Corporate Voting and the Proxy Process: Managerial Control Versus Shareholder Oversight

44 Pages Posted: 22 Jul 2000

See all articles by Stuart Gillan

Stuart Gillan

University of Georgia - Department of Finance

Jennifer E. Bethel

Babson College

Date Written: June 2000


A rise in shareholder activism and recent changes in the SEC's proxy rules have been accompanied by an increase in shareholders' use of the proxy process. However, because managers have discretion over the design and implementation of the proxy process, issues remain concerning shareholders' ability to initiate change by voting. More generally, we hypothesize that certain features of the institutional and regulatory environment may allow managers to influence shareholder voting turnout and results. To the extent managers may strategically influence votes, they may disenfranchise shareholders and, conceivably, reduce the control rights of shares. We find evidence suggesting that managers control the proxy process and receive a vote-getting advantage from doing so. The results indicate that managers hire proxy solicitors when ballots include nonroutine management or shareholder proposals, and bundle nonroutine management or difficult-to-pass issues with others in joint proposals.
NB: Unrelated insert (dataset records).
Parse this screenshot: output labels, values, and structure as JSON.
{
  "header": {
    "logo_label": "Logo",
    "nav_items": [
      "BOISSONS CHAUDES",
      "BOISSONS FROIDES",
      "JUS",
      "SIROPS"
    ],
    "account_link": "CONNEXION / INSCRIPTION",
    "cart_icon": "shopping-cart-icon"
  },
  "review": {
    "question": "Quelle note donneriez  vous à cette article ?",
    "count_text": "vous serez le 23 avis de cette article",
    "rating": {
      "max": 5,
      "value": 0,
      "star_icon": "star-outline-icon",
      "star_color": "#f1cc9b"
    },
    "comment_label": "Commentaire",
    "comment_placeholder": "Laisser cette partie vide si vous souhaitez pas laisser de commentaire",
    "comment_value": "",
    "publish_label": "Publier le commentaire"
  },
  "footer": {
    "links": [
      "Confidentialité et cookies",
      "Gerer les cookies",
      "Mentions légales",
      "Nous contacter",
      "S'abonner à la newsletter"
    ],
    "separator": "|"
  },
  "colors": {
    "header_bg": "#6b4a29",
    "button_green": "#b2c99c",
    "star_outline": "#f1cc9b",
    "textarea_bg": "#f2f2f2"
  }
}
It appears that managers also craft proposals so that they are classified as routine, rather than nonroutine, which increases the number of votes cast in support of proposals. We find that routine management proposals received as many as 14.42% more affirmatively cast votes than nonroutine proposals of the same proposal type and as much as 17.25% higher voting turnout. The passage of as many as 5.3% of routine proposals may have been due to their classification as routine rather than nonroutine proposals. Some institutional features, however, appear to constrain managers' ability to gain shareholder votes. Notably, against recommendations from ISS, an advisory service providing voting recommendations to many institutional investors, were associated with 13.63% to 20.56% fewer affirmative votes for management proposals, depending on the specific proposal type.

Keywords: corporate governance, shareholder voting, institutional and regulatory environment

JEL Classification: G30

Suggested Citation

Gillan, Stuart L. and Bethel, Jennifer, Corporate Voting and the Proxy Process: Managerial Control Versus Shareholder Oversight (June 2000). Available at SSRN: or

Stuart L. Gillan (Contact Author)

University of Georgia - Department of Finance ( email )

Terry College of Business
Athens, GA 30602-6253
United States

Jennifer Bethel

Babson College ( email )

Babson Park, MA 02457-0310
United States
781-239-5797 (Phone)
781-239-5004 (Fax)


Do you have a job opening that you would like to promote on SSRN?

Paper statistics

Abstract Views
PlumX Metrics